We all want to be safe and adhere to government guidelines, but how can we protect our health without damaging our skin? The answer will depend on the specifics of your face, your mask, and your lifestyle, but there are several things to take into account when dealing with the skin-related side effects of life behind a mask. Read on for a list of tips to help you protect yourself without wreaking havoc on your face.
Synthetic? Breathable? Smooth to the touch or textured and rough? You wouldn’t stand for scratchy knitwear rubbing up against your arms all day, so why let harsh materials wrap around your nose and cling to your chin? Surprisingly enough, friction—in addition to causing irritation and sensitivity—might actually be to blame for your sudden breakouts. This phenomenon, which we call ‘maskne,’ is known by derms as ‘acne mechanica,’ and is common among athletes who wear protective gear.
If you’re suffering from mask-related breakouts or irritation, try switching to a smoother-textured material. Keep in mind that tightly-woven fibers tend to filter out particles more effectively. Consider a skin-friendly option made from high-thread-count cotton or washable silk, both of which are soft to the touch and won’t leave you with ‘mask burn’ where your nose and mouth should be. A word of caution: if you live in a hot climate, you might find that cotton and silk retain too much humidity, resulting in swamp face from the nose down. Sound familiar? Skip cotton and silk. Instead, opt for face masks made from moisture-wicking synthetic fabric, like the kind used to make your favorite yoga pants. Your skin will stay cooler, drier, and less irritated because of it.
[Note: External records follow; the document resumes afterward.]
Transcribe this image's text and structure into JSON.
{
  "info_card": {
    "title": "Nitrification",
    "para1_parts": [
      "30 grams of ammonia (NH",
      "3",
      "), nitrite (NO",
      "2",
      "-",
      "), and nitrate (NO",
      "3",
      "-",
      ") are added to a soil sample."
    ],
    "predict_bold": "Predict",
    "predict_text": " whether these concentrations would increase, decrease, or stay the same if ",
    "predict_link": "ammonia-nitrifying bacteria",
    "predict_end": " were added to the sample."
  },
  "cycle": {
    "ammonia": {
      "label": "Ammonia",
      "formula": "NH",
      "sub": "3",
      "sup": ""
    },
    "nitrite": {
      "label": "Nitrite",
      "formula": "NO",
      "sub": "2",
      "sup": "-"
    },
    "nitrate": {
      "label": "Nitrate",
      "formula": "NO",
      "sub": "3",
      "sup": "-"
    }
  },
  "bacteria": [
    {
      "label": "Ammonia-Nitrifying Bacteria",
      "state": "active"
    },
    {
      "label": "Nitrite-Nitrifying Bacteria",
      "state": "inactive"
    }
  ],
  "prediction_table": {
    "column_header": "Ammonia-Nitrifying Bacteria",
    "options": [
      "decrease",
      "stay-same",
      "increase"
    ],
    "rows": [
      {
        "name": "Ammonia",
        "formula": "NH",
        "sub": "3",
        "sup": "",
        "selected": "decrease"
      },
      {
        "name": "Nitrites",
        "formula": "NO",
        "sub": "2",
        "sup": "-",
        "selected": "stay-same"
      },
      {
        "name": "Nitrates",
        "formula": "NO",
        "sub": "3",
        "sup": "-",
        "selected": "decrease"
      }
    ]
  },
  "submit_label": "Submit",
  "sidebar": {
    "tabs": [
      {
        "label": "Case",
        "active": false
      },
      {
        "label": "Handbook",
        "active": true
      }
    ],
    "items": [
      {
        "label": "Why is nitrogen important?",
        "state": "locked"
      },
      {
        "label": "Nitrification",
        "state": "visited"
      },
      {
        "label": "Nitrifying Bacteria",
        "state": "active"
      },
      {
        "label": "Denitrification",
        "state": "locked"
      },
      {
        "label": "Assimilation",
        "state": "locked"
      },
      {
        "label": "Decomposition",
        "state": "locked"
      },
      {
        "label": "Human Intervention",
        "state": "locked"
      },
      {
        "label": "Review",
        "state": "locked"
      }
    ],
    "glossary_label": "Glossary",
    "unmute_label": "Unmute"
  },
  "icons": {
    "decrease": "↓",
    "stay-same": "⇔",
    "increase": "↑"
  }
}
Hygiene, Hygiene, Hygiene
Selecting the right mask is only half the battle. At the end of the day, if you don’t practice proper mask hygiene, your skin could suffer. What is proper mask hygiene, you ask? In the words of dermatologist Candrice Heath (when speaking to the New York Times last month), “treat [your mask] like underwear and wash it frequently.” Always launder between uses to prevent dirt and bacteria from building up and causing breakouts. While we’re on the subject of laundry, beware of fabric softeners and heavily-fragranced detergents, which have been known to cause trouble for sensitive skins.
Skin Care is Self Care
Congratulations! You’ve upgraded to a low-irritation mask and promised to diligently wash it between uses. What more could you possibly do, right? Wrong! Cleansing, treating, and caring for your skin are always non-negotiables when it comes to the look and feel of your face. Somewhat ironically, though, wearing a face mask makes caring for the skin underneath it that much more important. Continue to cleanse and moisturize your skin daily. If you thrive off of thick, unctuous creams, reserve them for bedtime and stick with a thin layer of light lotion between you and your mask. If you’re a foundation fanatic, consider going bare faced, at least under your mask. Lipstick, blush, concealer, and foundation can soil both reusable and disposable masks, potentially interfering with their ability to filter out water droplets.
In all likelihood, we’ll probably still be covering up for many months to come. Shop around for a mask that you don’t hate wearing and stick to a routine that helps protect both you and your skin. You got this, LIV fam!
Written by Cleo Gold